- **Problem**
Write out the listing again, exactly as it appears below.

- **Data to examine**
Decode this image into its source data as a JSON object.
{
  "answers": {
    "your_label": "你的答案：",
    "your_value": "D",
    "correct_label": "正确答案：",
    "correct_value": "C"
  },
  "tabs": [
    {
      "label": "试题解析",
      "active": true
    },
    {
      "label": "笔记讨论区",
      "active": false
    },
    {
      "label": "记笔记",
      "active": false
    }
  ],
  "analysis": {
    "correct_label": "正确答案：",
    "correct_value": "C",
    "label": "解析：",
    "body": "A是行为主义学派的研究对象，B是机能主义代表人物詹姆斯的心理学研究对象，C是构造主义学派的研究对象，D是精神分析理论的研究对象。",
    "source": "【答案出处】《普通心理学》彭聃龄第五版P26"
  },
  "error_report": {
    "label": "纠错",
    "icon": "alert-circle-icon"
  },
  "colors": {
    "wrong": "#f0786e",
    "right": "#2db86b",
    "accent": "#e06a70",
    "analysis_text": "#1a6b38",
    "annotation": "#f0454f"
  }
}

- **Answer to the exercise**
Decode this image into its source data as a JSON object.
{
  "answers": {
    "your_label": "你的答案：",
    "your_value": "D",
    "correct_label": "正确答案：",
    "correct_value": "C"
  },
  "tabs": [
    {
      "label": "试题解析",
      "active": true
    },
    {
      "label": "笔记讨论区",
      "active": false
    },
    {
      "label": "记笔记",
      "active": false
    }
  ],
  "analysis": {
    "correct_label": "正确答案：",
    "correct_value": "C",
    "label": "解析：",
    "body": "A是行为主义学派的研究对象，B是机能主义代表人物詹姆斯的心理学研究对象，C是构造主义学派的研究对象，D是精神分析理论的研究对象。",
    "source": "【答案出处】《普通心理学》彭聃龄第五版P26"
  },
  "error_report": {
    "label": "纠错",
    "icon": "alert-circle-icon"
  },
  "colors": {
    "wrong": "#f0786e",
    "right": "#2db86b",
    "accent": "#e06a70",
    "analysis_text": "#1a6b38",
    "annotation": "#f0454f"
  }
}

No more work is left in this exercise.